By Abdulkareem Haruna
Days ago, some a newspaper reports quoting Borno state governor, Professor Babagana Zulum, expressing displeasure over a fellow professor’s statement about alleged marginalization of other tribes in the scheme of things went viral.
The trending news article quoted the governor saying he felt insulted “for anyone to say he was marginalizing any ethnic group in Borno State.”
But Professor Bdilya, who made the controversial statement while delivering a paper as guest speaker during the Annual Bura Cultural Day which was held on the first of January 2023 at Marama Town in Hawul Local Government of Borno State, disagreed that his paper or his remarks about the plight of Bura people in Borno was targeted at insulting Governor Zulum, the man he said loves so much and wishes a “second term”.
”I see him (Zulum) as a courageous man, and my aspiration is that if the people of Borno do grant him a second term, he can deploy his courage to address the elephant in our room,” he said.
”This elephant has been slowing us down and it is now poised to wreak havoc for all of us. My intentions are good, and I come in peace.”
“But I wish to clarify the context in which the aforementioned article, which pitched me as an insulter of Governor Zulum, was couched. The journalist who wrote it apparently did not have enough time or space to present it.
“Governor Zulum in his address at the Bura Cultural Day held at Marama on January 1st 2023, did indeed expressed his displeasure about a statement that I made in my address as the Guest Speaker at the event. Among many statements that I made in the address, in the context which I now wish to clarify, Indeed I did state that the people of Biu, albeit of southern Borno, are marginalized.
The following is the context of my address:
“My aim, in tandem with the purpose of the Bura Cultural Day program, was to contribute to the continued development of Bura culture as a tool for promoting development. I did this by pointing out antecedents that have predisposed us as a people to operate sub optimally. According to the 1963 census the Bura/Pabir or Biu people is the 25th largest ethnic group in Nigeria. But due to the influence of alien civilizations or cultures (slavery, imperialism/ colonialism, Islam, Christianity, hegemony, etc), we today lack the clout that is commensurate with our numbers in the scheme of things. The alien civilizations have disaggregated us into small units that have made us easy objects of divide and rule, as well as domination. I accordingly wish to urge our people to consolidate and reclaim our clout,” Mr. Hassan said.
“Mr. Hassan added that his paper was Simply “to initiate honest consultations in order to avert reactionary interactions, as we are witnessing with IPOB and Odua. Let us mount this horse of change while it is still trotting and steer it. We should not allow it to start galloping at free will to undesirable destinations.

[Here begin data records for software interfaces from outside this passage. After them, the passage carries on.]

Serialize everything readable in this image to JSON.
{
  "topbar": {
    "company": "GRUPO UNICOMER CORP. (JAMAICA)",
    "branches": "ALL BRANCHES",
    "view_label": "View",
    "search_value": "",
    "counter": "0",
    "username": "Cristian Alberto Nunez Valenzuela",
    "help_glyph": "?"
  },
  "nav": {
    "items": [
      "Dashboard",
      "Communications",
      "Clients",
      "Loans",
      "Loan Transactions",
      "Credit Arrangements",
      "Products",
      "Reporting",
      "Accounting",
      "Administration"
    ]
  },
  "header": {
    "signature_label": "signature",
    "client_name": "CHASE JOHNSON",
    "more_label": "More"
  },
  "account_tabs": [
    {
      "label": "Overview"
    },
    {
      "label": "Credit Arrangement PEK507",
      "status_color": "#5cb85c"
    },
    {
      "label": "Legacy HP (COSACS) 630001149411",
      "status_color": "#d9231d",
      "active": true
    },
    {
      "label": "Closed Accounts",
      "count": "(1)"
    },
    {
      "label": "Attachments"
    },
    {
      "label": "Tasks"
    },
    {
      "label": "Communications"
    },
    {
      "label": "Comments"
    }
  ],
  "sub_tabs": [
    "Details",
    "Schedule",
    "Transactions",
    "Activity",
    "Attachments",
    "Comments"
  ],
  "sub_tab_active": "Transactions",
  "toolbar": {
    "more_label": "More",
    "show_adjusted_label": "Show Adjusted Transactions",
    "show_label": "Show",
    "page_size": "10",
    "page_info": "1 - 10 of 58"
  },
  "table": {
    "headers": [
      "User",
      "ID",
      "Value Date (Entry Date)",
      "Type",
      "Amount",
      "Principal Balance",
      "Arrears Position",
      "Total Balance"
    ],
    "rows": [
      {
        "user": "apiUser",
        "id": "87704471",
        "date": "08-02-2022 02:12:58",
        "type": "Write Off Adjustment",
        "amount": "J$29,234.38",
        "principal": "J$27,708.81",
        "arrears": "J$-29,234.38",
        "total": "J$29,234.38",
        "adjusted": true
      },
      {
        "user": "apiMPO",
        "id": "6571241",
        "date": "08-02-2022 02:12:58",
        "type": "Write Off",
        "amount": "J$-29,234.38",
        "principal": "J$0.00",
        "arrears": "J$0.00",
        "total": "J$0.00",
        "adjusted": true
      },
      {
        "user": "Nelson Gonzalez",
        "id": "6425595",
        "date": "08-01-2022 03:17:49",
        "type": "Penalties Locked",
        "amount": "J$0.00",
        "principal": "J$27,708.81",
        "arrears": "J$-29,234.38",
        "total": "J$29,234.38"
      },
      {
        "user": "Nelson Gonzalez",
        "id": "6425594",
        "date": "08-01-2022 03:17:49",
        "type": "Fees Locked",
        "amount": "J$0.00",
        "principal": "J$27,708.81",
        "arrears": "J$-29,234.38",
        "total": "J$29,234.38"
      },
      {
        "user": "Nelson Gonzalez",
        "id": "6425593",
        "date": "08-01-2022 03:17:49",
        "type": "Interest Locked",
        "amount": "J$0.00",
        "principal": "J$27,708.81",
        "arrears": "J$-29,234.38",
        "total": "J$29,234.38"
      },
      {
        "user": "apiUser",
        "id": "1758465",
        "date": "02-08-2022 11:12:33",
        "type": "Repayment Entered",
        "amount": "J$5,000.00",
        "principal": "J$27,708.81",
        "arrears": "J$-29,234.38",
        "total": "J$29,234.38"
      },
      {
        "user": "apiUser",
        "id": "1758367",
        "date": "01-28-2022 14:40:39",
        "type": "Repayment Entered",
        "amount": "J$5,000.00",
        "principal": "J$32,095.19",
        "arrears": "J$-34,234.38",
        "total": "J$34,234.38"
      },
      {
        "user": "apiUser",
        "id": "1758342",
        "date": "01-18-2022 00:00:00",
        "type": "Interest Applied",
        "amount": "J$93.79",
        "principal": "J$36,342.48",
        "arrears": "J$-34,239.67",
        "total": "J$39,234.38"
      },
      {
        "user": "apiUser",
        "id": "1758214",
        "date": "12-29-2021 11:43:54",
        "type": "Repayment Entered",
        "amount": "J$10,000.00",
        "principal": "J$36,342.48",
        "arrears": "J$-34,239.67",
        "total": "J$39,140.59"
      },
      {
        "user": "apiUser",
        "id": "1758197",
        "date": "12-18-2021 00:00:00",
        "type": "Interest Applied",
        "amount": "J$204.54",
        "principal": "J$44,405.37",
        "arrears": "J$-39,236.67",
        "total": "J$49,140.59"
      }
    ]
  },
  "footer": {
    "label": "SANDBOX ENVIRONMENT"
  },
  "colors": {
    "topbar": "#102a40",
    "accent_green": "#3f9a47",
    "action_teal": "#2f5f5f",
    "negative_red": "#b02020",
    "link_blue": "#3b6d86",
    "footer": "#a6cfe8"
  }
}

“The national landscape is now dotted with various nationalities struggling to liberate themselves from perceived or real dominance. The movements for Biafra and Odua republics are examples. There are then several others who are not looking for republics but equity. Some are already openly staging their struggles, like the Idoma in Benue state. Some have remained as ‘the elephant in the room’, who may sooner or later bolt and cause serious problems. An example of this is the hegemonic relationship between the Kanuris and the other ethnic groups/nationalities who have been merged to form Borno state. Over the past 100 plus years our coexistence has transited from exploitation/harvest, through control, to domination/manipulation and now transiting into partnership,” Mr. Hassan explained.
Mr. Hassan while extending his solidarity to the governor Zulum said he is not antagonistic to him or his administrations but see Zulum as a courageous man who, given a second term in office, can address the long historical imbalances in the state.
“I wish to assure Governor Zulum that as an individual I am not antagonistic of his administration or his person. I am playing on a turf which is more than a hundred years long, but because we are at the verge of an election, with political stalwarts having turned the Bura Cultural Day into a political rally, his attention was unavoidably focused on his administration, which is the last four years at the tip of this long turf. The marginalization that I alluded to is about the over 100 years of our coexistence in Borno. It is certainly not about Governor Zulum’s administration or person.
Mr Bdilya is professor of Geography and a major researcher on Lake Chad.